Here is one way of doing it (note - this code is assumed to be in the oApplication object or a sub-class of the cApplication class; the only place this matters is in the "Set psFileName ..." line, where "Self" will refer to the oApplication object, and where the various properties are held):

String  sServer sLogin sPW sDrv sDB
Boolean bLogin
Handle  hoIni
 
// Retrieve your application defaults into local variables
Get psServer   to sServer
Get psLogin    to sLogin
Get psPassword to sPW
Get psDriver   to sDrv
Get psDatabase to sDB
Get pbDoLogin  to bDB

Get Create U_cIniFile to hoIni    // Create INI file object

// Make it use the workspace configuration file
Set psFileName of hoIni to (psWorkspaceWSFile(phoWorkspace(Self)))

// Read the information
Move (ReadString(hoIni, "Database Login", "Server",   sServer)) to sServer
Move (ReadString(hoIni, "Database Login", "Login",    sLogin))  to sLogin
Move (ReadString(hoIni, "Database Login", "Password", sPW))     to sPW
Move (ReadString(hoIni, "Database Login", "Driver",   sDrv))    to sDrv
Move (ReadString(hoIni, "Database Login", "Database", sDB))     to sDB
Move (ReadString(hoIni, "Database Login", "DoLogin",  bLogin))  to bLogin

Send Destroy of hoIni             // And Destroy it again

// Set the properties to make the information persistent
Get psServer   to sServer
Get psLogin    to sLogin
Get psPassword to sPW
Get psDriver   to sDrv
Get psDatabase to sDB
Get pbDoLogin  to bDB

The above code will retrieve the values set in the second workspace file example above.
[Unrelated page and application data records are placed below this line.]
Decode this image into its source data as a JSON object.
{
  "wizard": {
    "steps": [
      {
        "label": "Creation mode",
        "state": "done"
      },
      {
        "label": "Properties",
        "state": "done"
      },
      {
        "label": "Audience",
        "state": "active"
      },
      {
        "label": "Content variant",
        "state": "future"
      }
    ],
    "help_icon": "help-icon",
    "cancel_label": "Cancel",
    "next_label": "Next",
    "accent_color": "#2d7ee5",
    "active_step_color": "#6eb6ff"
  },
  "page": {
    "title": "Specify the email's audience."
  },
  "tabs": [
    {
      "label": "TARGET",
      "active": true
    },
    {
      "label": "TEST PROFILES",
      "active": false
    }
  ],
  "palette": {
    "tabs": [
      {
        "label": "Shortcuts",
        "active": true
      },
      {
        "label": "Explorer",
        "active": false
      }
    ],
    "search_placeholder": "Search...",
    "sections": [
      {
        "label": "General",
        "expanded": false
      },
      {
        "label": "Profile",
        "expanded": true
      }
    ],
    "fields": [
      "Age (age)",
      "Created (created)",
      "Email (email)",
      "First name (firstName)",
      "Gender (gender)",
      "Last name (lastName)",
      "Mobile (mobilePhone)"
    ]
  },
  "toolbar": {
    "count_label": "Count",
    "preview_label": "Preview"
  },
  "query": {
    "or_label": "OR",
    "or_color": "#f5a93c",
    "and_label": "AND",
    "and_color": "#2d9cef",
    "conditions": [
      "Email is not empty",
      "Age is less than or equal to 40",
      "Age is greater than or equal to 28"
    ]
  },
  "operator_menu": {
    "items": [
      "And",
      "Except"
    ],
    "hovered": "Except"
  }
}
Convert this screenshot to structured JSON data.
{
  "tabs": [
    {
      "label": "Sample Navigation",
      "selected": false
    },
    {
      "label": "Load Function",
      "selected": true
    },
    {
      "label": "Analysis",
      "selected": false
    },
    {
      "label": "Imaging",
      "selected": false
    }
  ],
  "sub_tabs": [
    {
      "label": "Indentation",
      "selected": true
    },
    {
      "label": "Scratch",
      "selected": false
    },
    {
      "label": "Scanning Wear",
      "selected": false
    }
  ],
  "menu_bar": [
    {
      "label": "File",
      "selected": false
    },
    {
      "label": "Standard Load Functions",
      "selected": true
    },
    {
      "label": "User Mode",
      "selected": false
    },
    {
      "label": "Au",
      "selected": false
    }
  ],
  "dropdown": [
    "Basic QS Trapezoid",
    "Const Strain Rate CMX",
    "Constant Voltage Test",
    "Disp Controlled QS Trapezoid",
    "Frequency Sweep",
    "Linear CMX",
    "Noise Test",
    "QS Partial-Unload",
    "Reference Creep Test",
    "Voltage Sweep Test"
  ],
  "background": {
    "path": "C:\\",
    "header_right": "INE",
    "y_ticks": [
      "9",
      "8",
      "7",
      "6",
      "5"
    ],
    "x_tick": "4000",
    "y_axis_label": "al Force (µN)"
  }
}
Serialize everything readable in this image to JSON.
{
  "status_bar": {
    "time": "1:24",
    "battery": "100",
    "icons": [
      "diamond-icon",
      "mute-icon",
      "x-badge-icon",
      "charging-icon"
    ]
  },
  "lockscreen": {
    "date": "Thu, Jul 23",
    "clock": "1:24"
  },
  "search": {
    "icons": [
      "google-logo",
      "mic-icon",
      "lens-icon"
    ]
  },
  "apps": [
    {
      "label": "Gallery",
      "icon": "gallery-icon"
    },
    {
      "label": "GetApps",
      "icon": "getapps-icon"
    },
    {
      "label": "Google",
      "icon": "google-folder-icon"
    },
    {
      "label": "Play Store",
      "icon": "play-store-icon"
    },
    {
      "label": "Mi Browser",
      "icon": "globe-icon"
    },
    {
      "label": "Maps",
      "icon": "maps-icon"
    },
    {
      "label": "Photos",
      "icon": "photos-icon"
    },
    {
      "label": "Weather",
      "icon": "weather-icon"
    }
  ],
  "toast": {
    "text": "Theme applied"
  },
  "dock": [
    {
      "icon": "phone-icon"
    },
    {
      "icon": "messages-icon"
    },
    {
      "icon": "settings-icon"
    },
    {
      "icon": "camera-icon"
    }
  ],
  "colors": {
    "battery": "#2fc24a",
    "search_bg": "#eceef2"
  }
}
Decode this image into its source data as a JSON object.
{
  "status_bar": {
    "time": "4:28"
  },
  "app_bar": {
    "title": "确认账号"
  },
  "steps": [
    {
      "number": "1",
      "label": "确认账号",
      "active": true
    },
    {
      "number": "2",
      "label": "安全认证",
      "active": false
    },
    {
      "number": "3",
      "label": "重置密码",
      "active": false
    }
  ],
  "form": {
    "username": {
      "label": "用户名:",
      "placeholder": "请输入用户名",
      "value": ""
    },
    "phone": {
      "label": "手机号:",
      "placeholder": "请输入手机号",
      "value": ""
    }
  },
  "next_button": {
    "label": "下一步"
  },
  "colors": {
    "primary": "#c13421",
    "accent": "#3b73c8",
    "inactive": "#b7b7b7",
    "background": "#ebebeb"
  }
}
Note that in that example, the "DoLogin" value is not present - the "ReadString" method of the cIniFile class lets you supply a default value to use if the setting is not present, and here we have used the bLogin variable, which was set from the pbDoLogin property, and which is then used to set that property again... so the fact that the setting is absent (not "missing" - it is deliberate!) means that the default property remains unchanged.

You could save some code by not retrieving the properties into local variables first, but using the properties as defaults directly:

Move (ReadString(hoIni, "Database Login", "Server",   psServer(Self)))   to sServer
Move (ReadString(hoIni, "Database Login", "Login",    psLogin(Self)))    to sLogin
Move (ReadString(hoIni, "Database Login", "Password", psPassword(Self))) to sPW
Move (ReadString(hoIni, "Database Login", "Driver",   psDriver(Self)))   to sDrv
Move (ReadString(hoIni, "Database Login", "Database", psDatabase(Self))) to sDB
Move (ReadString(hoIni, "Database Login", "DoLogin",  pbDoLogin(Self)))  to bLogin

Or even dispense with the local variables completely:

Set psServer   to (ReadString(hoIni, "Database Login", "Server",   psServer(Self)))
Set psLogin    to (ReadString(hoIni, "Database Login", "Login",    psLogin(Self)))
Set psPassword to (ReadString(hoIni, "Database Login", "Password", psPassword(Self)))
Set psDriver   to (ReadString(hoIni, "Database Login", "Driver",   psDriver(Self)))
Set psDatabase to (ReadString(hoIni, "Database Login", "Database", psDatabase(Self)))
Set pbDoLogin  to (ReadString(hoIni, "Database Login", "DoLogin",  pbDoLogin(Self)))

But some might consider that a bridge too far!

Summary

The cIniFile has other methods as well: it can write as well as read (WriteString, DeleteKey and DeleteSection) and can dynamically determine the contents of the file (ReadSections, ReadSection, SectionExists and KeyExists) - see the VDF Help for full information - but the ReadString method is the one you will need in most circumstances.

See Also

Passing the workspace as a parameter

External references